New York declared a state of emergency over polio in an effort to boost vaccination rates after evidence of the virus’s spread mounted when it was found in wastewater samples in Nassau County on Long Island.
The executive order, signed Friday by Governor Kathy Hochul, expands the network of vaccine administrators to include emergency medical workers, midwives and pharmacists. Physicians and certified nurse practitioners will be able to issue non-patient-specific standing orders for the polio vaccine, the New York Department of Health said in a statement.
“On polio, we simply cannot roll the dice,” Health Commissioner Mary Bassett said. “If you or your child are unvaccinated or not up to date with vaccinations, the risk of paralytic disease is real. I urge New Yorkers to not accept any risk at all.”
New Yorkers who already have completed their polio vaccine series should receive a lifetime booster after coming in close contact with a person suspected to be infected by the virus, the department said.
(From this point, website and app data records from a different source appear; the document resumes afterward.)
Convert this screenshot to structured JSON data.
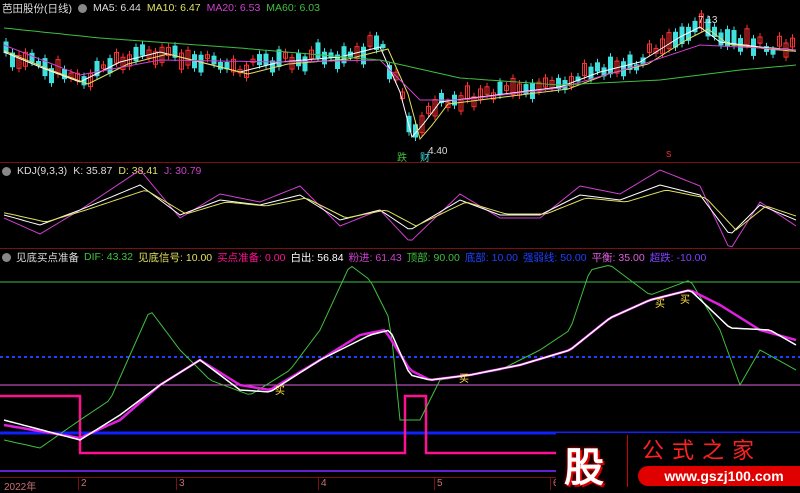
{
  "main": {
    "title": "芭田股份(日线)",
    "ma5": "MA5: 6.44",
    "ma10": "MA10: 6.47",
    "ma20": "MA20: 6.53",
    "ma60": "MA60: 6.03",
    "high_label": "7.13",
    "low_label": "4.40",
    "marker_fall": "跌",
    "marker_cai": "财",
    "marker_s": "S"
  },
  "kdj": {
    "title": "KDJ(9,3,3)",
    "k": "K: 35.87",
    "d": "D: 38.41",
    "j": "J: 30.79"
  },
  "ind": {
    "title": "见底买点准备",
    "dif": "DIF: 43.32",
    "jdxh": "见底信号: 10.00",
    "mdzb": "买点准备: 0.00",
    "bc": "白出: 56.84",
    "fj": "粉进: 61.43",
    "db": "顶部: 90.00",
    "bottom": "底部: 10.00",
    "qrx": "强弱线: 50.00",
    "ph": "平衡: 35.00",
    "cd": "超跌: -10.00",
    "buy": "买"
  },
  "axis": {
    "ticks": [
      "2022年",
      "2",
      "3",
      "4",
      "5",
      "6"
    ]
  },
  "watermark": {
    "char": "股",
    "name": "公式之家",
    "url": "www.gszj100.com"
  },
  "colors": {
    "up": "#ff3030",
    "down": "#40e0e0",
    "ma5": "#ffffff",
    "ma10": "#e0e060",
    "ma20": "#d040d0",
    "ma60": "#40c040"
  }
}
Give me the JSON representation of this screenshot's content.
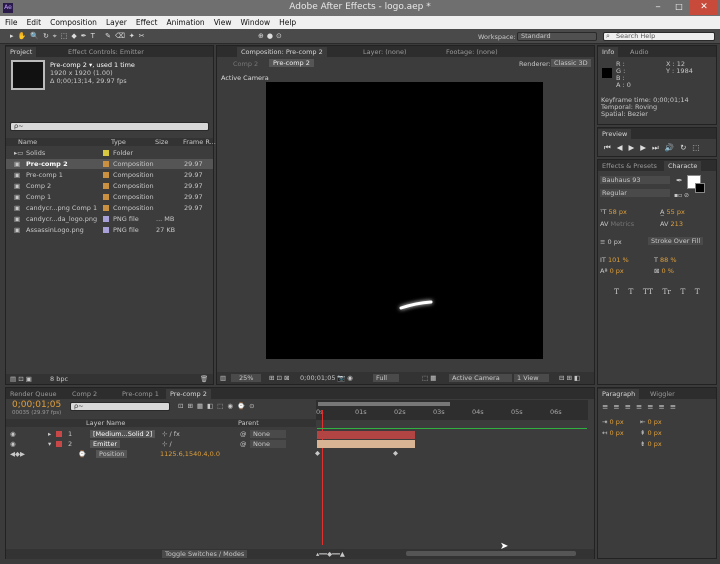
{
  "app": {
    "title": "Adobe After Effects - logo.aep *",
    "icon": "Ae"
  },
  "menu": [
    "File",
    "Edit",
    "Composition",
    "Layer",
    "Effect",
    "Animation",
    "View",
    "Window",
    "Help"
  ],
  "toolbar": {
    "workspace_label": "Workspace:",
    "workspace_value": "Standard",
    "search_placeholder": "Search Help"
  },
  "project": {
    "tab": "Project",
    "tab2": "Effect Controls: Emitter",
    "item_name": "Pre-comp 2 ▾, used 1 time",
    "item_dims": "1920 x 1920 (1.00)",
    "item_dur": "Δ 0;00;13;14, 29.97 fps",
    "search": "ρ~",
    "columns": [
      "Name",
      "Type",
      "Size",
      "Frame R..."
    ],
    "rows": [
      {
        "name": "Solids",
        "type": "Folder",
        "size": "",
        "fps": "",
        "color": "#d8c840"
      },
      {
        "name": "Pre-comp 2",
        "type": "Composition",
        "size": "",
        "fps": "29.97",
        "color": "#c89040"
      },
      {
        "name": "Pre-comp 1",
        "type": "Composition",
        "size": "",
        "fps": "29.97",
        "color": "#c89040"
      },
      {
        "name": "Comp 2",
        "type": "Composition",
        "size": "",
        "fps": "29.97",
        "color": "#c89040"
      },
      {
        "name": "Comp 1",
        "type": "Composition",
        "size": "",
        "fps": "29.97",
        "color": "#c89040"
      },
      {
        "name": "candycr...png Comp 1",
        "type": "Composition",
        "size": "",
        "fps": "29.97",
        "color": "#c89040"
      },
      {
        "name": "candycr...da_logo.png",
        "type": "PNG file",
        "size": "... MB",
        "fps": "",
        "color": "#a8a0d8"
      },
      {
        "name": "AssassinLogo.png",
        "type": "PNG file",
        "size": "27 KB",
        "fps": "",
        "color": "#a8a0d8"
      }
    ],
    "bpc": "8 bpc"
  },
  "comp": {
    "tab": "Composition: Pre-comp 2",
    "tab2": "Layer: (none)",
    "tab3": "Footage: (none)",
    "crumb1": "Comp 2",
    "crumb2": "Pre-comp 2",
    "renderer_label": "Renderer:",
    "renderer": "Classic 3D",
    "active_camera": "Active Camera",
    "zoom": "25%",
    "timecode": "0;00;01;05",
    "quality": "Full",
    "view": "Active Camera",
    "views": "1 View"
  },
  "info": {
    "tab": "Info",
    "tab2": "Audio",
    "r": "R :",
    "g": "G :",
    "b": "B :",
    "a": "A : 0",
    "x": "X : 12",
    "y": "Y : 1984",
    "kf_time": "Keyframe time: 0;00;01;14",
    "temporal": "Temporal: Roving",
    "spatial": "Spatial: Bezier"
  },
  "preview": {
    "tab": "Preview"
  },
  "character": {
    "tab1": "Effects & Presets",
    "tab2": "Characte",
    "font": "Bauhaus 93",
    "style": "Regular",
    "size": "58 px",
    "leading": "55 px",
    "tracking_label": "Metrics",
    "tracking": "213",
    "stroke": "0 px",
    "stroke_mode": "Stroke Over Fill",
    "vscale": "101 %",
    "hscale": "88 %",
    "baseline": "0 px",
    "tsume": "0 %",
    "styles": [
      "T",
      "T",
      "TT",
      "Tr",
      "T",
      "T"
    ]
  },
  "paragraph": {
    "tab": "Paragraph",
    "tab2": "Wiggler",
    "values": [
      "0 px",
      "0 px",
      "0 px",
      "0 px",
      "0 px"
    ]
  },
  "timeline": {
    "tabs": [
      "Render Queue",
      "Comp 2",
      "Pre-comp 1",
      "Pre-comp 2"
    ],
    "timecode": "0;00;01;05",
    "frames": "00035 (29.97 fps)",
    "search": "ρ~",
    "col_layer": "Layer Name",
    "col_parent": "Parent",
    "layers": [
      {
        "num": "1",
        "name": "[Medium...Solid 2]",
        "parent": "None",
        "color": "#c84848"
      },
      {
        "num": "2",
        "name": "Emitter",
        "parent": "None",
        "color": "#c84848"
      }
    ],
    "prop": "Position",
    "prop_val": "1125.6,1540.4,0.0",
    "ticks": [
      "0s",
      "01s",
      "02s",
      "03s",
      "04s",
      "05s",
      "06s"
    ],
    "toggle": "Toggle Switches / Modes"
  }
}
The department also recommends boosters for health-care workers in Rockland County, Orange County, Sullivan County, Nassau County and New York City who might handle specimens containing polioviruses or who treat patients who may have polio. People with occupational exposure to wastewater “can consider a booster.”